• _About this exercise_
The word "facebook" may appear in some lines of the data; copy every such line.

• _Excerpted records_
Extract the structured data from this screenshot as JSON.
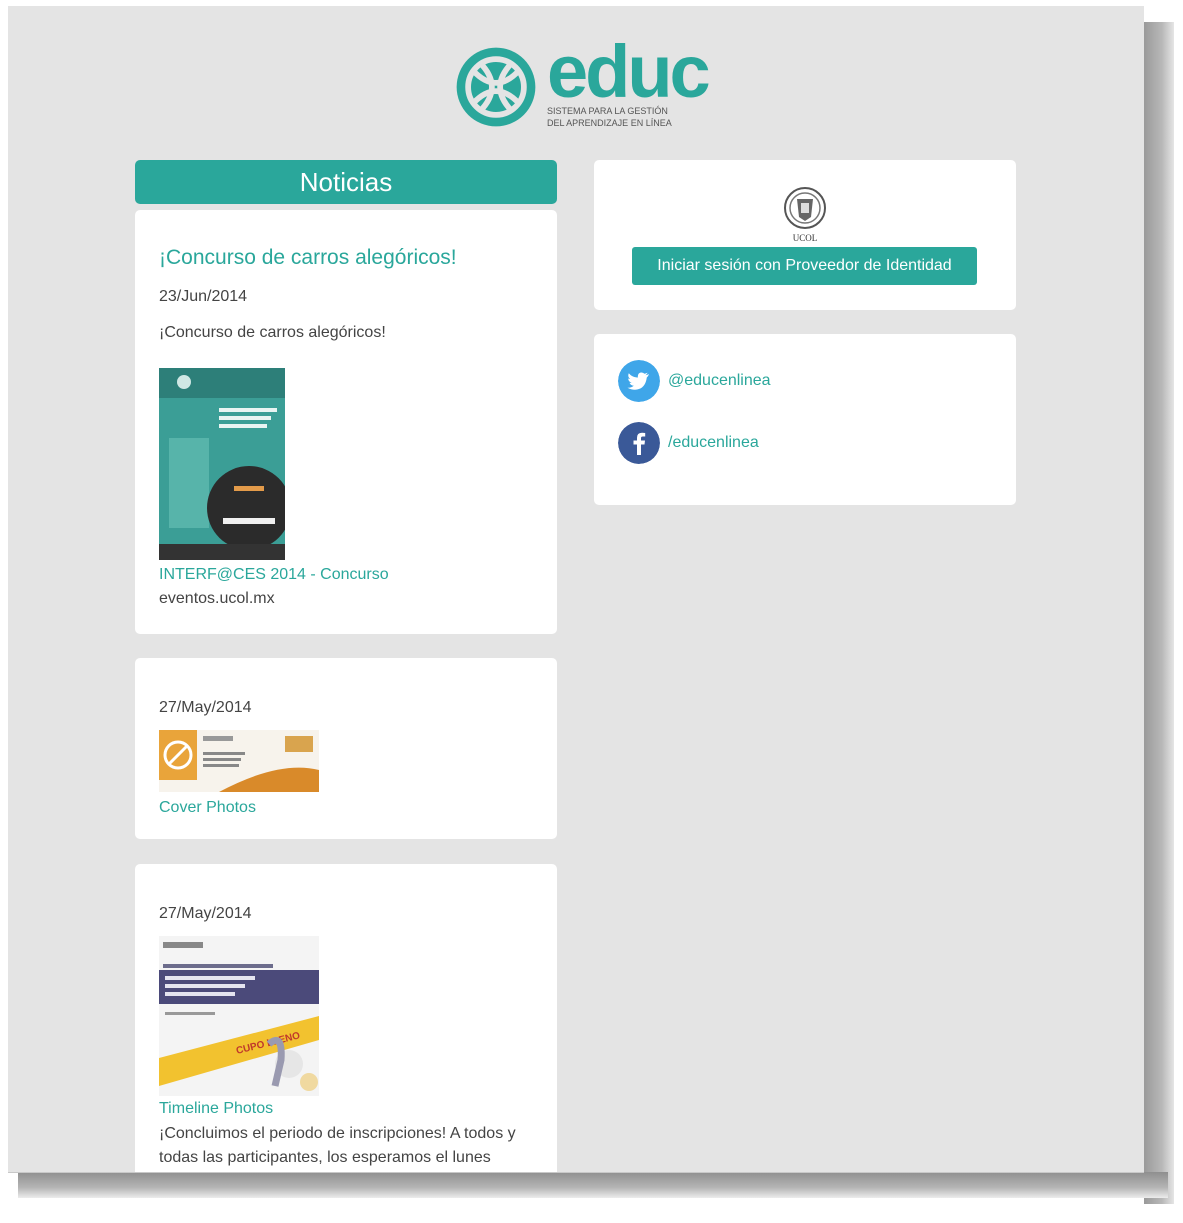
{
  "brand": {
    "name": "educ",
    "tagline_line1": "SISTEMA PARA LA GESTIÓN",
    "tagline_line2": "DEL APRENDIZAJE EN LÍNEA"
  },
  "news": {
    "header": "Noticias",
    "items": [
      {
        "title": "¡Concurso de carros alegóricos!",
        "date": "23/Jun/2014",
        "text": "¡Concurso de carros alegóricos!",
        "link": "INTERF@CES 2014 - Concurso",
        "source": "eventos.ucol.mx"
      },
      {
        "date": "27/May/2014",
        "link": "Cover Photos"
      },
      {
        "date": "27/May/2014",
        "link": "Timeline Photos",
        "body": "¡Concluimos el periodo de inscripciones! A todos y todas las participantes, los esperamos el lunes"
      }
    ]
  },
  "login": {
    "seal_label": "UCOL",
    "button": "Iniciar sesión con Proveedor de Identidad"
  },
  "social": {
    "twitter": "@educenlinea",
    "facebook": "/educenlinea"
  },
  "colors": {
    "accent": "#2aa79b",
    "background": "#e4e4e4",
    "twitter": "#3fa6e9",
    "facebook": "#3a5998"
  }
}
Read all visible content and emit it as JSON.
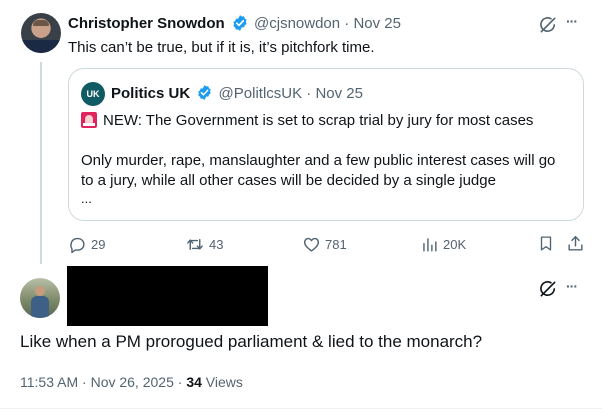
{
  "parent_tweet": {
    "author_name": "Christopher Snowdon",
    "handle": "@cjsnowdon",
    "separator": "·",
    "date": "Nov 25",
    "text": "This can’t be true, but if it is, it’s pitchfork time.",
    "more_label": "···"
  },
  "quote_tweet": {
    "avatar_text": "UK",
    "author_name": "Politics UK",
    "handle": "@PolitlcsUK",
    "separator": "·",
    "date": "Nov 25",
    "siren_emoji": "🚨",
    "headline": "NEW: The Government is set to scrap trial by jury for most cases",
    "body_line1": "Only murder, rape, manslaughter and a few public interest cases will go",
    "body_line2": "to a jury, while all other cases will be decided by a single judge",
    "ellipsis": "..."
  },
  "actions": {
    "replies": "29",
    "retweets": "43",
    "likes": "781",
    "views": "20K"
  },
  "reply_tweet": {
    "text": "Like when a PM prorogued parliament & lied to the monarch?",
    "time": "11:53 AM",
    "separator": "·",
    "date": "Nov 26, 2025",
    "separator2": "·",
    "views_count": "34",
    "views_label": "Views",
    "more_label": "···"
  },
  "colors": {
    "verified": "#1d9bf0",
    "muted": "#536471",
    "redaction": "#000000",
    "politics_avatar": "#0f5a63"
  },
  "icons": [
    "verified-badge-icon",
    "grok-icon",
    "reply-icon",
    "retweet-icon",
    "like-icon",
    "views-icon",
    "bookmark-icon",
    "share-icon",
    "siren-icon"
  ]
}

• _The answer_
    "facebook": "/educenlinea"
    "facebook": "#3a5998"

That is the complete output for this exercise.